Posted

Thank you very much for your answer! It certainly clarified my doubts. Have a good one.

Posted

I searched the trademark name "Thirsty Turtle" on the Secretary of State Direct Access Web Site and the query returned "There are no records which match your query." The State Direct Access Web Site reflects that the Articles of Incorporation of THE THIRSTY TURTLE, INC. were filed on Feb 5, 1990 and the corporation forfeited its existence on Feb 18, 1998 for failure to pay franchise taxes. You should check the federal trademark registration to see if it is maintained by another entity.

Legal disclaimer: John Bonica is licensed to practice law only in Texas. His response is not legal advice and does not create an attorney/client relationship. The response is only intended to provide general information. The question may not include significant and important facts that would change the response. You should confer with a local attorney for competent legal advice.

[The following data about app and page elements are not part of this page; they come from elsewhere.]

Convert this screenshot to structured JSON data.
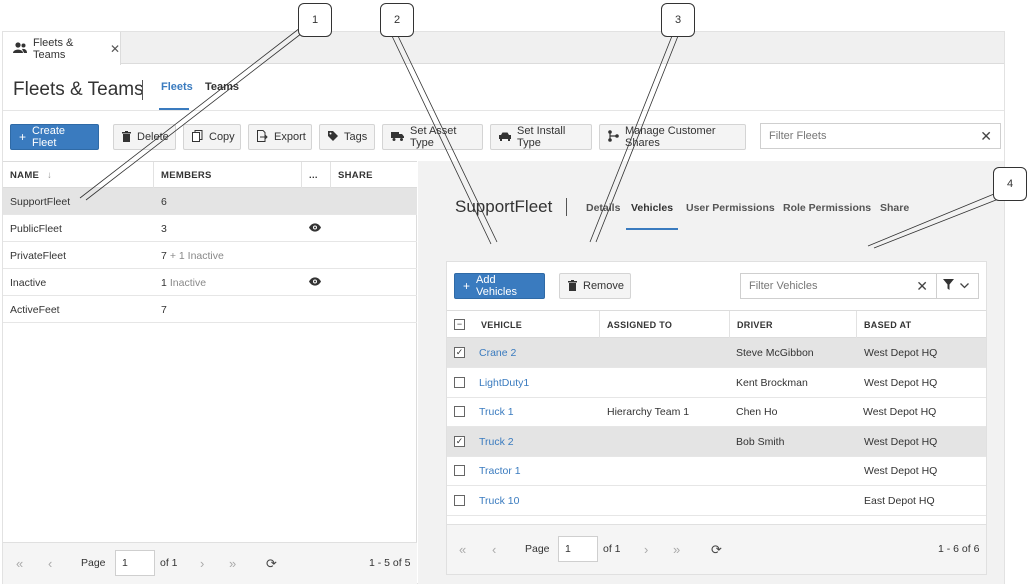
{
  "doc_tab": {
    "label": "Fleets & Teams"
  },
  "header": {
    "title": "Fleets & Teams",
    "tabs": [
      {
        "label": "Fleets"
      },
      {
        "label": "Teams"
      }
    ]
  },
  "toolbar": {
    "create": "Create Fleet",
    "delete": "Delete",
    "copy": "Copy",
    "export": "Export",
    "tags": "Tags",
    "set_asset_type": "Set Asset Type",
    "set_install_type": "Set Install Type",
    "manage_shares": "Manage Customer Shares",
    "filter_placeholder": "Filter Fleets"
  },
  "fleets_grid": {
    "columns": {
      "name": "NAME",
      "members": "MEMBERS",
      "more": "...",
      "share": "SHARE"
    },
    "rows": [
      {
        "name": "SupportFleet",
        "members": "6",
        "inactive": "",
        "shared": false
      },
      {
        "name": "PublicFleet",
        "members": "3",
        "inactive": "",
        "shared": true
      },
      {
        "name": "PrivateFleet",
        "members": "7",
        "inactive": "+ 1 Inactive",
        "shared": false
      },
      {
        "name": "Inactive",
        "members": "1",
        "inactive": "Inactive",
        "shared": true
      },
      {
        "name": "ActiveFeet",
        "members": "7",
        "inactive": "",
        "shared": false
      }
    ],
    "pager": {
      "page_label": "Page",
      "page": "1",
      "of": "of 1",
      "summary": "1 - 5 of 5"
    }
  },
  "detail": {
    "title": "SupportFleet",
    "tabs": [
      {
        "label": "Details"
      },
      {
        "label": "Vehicles"
      },
      {
        "label": "User Permissions"
      },
      {
        "label": "Role Permissions"
      },
      {
        "label": "Share"
      }
    ],
    "add_vehicles": "Add Vehicles",
    "remove": "Remove",
    "filter_placeholder": "Filter Vehicles",
    "columns": {
      "vehicle": "VEHICLE",
      "assigned": "ASSIGNED TO",
      "driver": "DRIVER",
      "based": "BASED AT"
    },
    "rows": [
      {
        "vehicle": "Crane 2",
        "assigned": "",
        "driver": "Steve McGibbon",
        "based": "West Depot HQ",
        "checked": true
      },
      {
        "vehicle": "LightDuty1",
        "assigned": "",
        "driver": "Kent Brockman",
        "based": "West Depot HQ",
        "checked": false
      },
      {
        "vehicle": "Truck 1",
        "assigned": "Hierarchy Team 1",
        "driver": "Chen Ho",
        "based": "West Depot HQ",
        "checked": false
      },
      {
        "vehicle": "Truck 2",
        "assigned": "",
        "driver": "Bob Smith",
        "based": "West Depot HQ",
        "checked": true
      },
      {
        "vehicle": "Tractor 1",
        "assigned": "",
        "driver": "",
        "based": "West Depot HQ",
        "checked": false
      },
      {
        "vehicle": "Truck 10",
        "assigned": "",
        "driver": "",
        "based": "East Depot HQ",
        "checked": false
      }
    ],
    "pager": {
      "page_label": "Page",
      "page": "1",
      "of": "of 1",
      "summary": "1 - 6 of 6"
    }
  },
  "callouts": [
    "1",
    "2",
    "3",
    "4"
  ],
  "colors": {
    "accent": "#3a7bbf",
    "selected_row": "#e4e4e4",
    "panel_bg": "#f2f2f2"
  }
}
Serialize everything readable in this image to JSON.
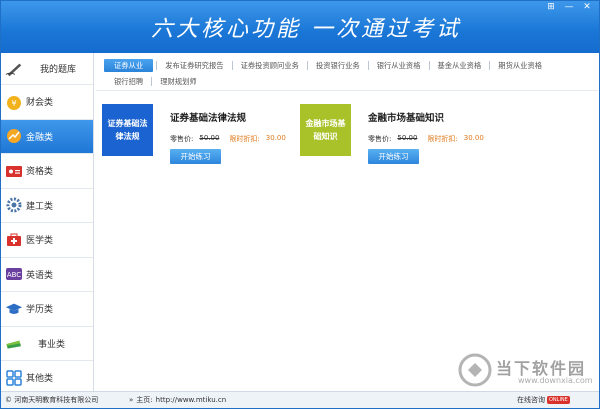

John R. Bonica

John R. Bonica

Posted

I should have indicated that my searches with on the Direct Access Web Site maintained by the Secretary of State of Texas.

Asker

Posted

Thank you very much for your answer. I will check it on my state.

John R. Bonica

John R. Bonica

Posted

I thought you were in Texas. The question reflects that the question was posted from Houston, Texas.

Asker

Posted

Sorry, I did not notice that my location was posted . I am in Houston just temporarily, but I'll target my app to Maryland. Thank you for your help anyway.

Posted

There is a "Thirsty Turtle Beach Club" not too far up the road from my house in Illinois. I doubt they would cause you any trouble, but I suspect there are probably other "Thirsty Turtles" out there that might. The point is, whether or not your now closed local Thirsty Turtle still has any trademark rights in the name, that isn't the begining and end of it. You need to do a thorough clearance search to rule out any other companies using the same, or similar name, which could pretty much be any company with "thirsty" or "turtle" in their name. You really need to do a thorough trademark clearance search and have the results reviewed by a trademark attorney before you commit to any name, whether "Thirsty Turtle" or something else.

Asker

Posted

Thank you!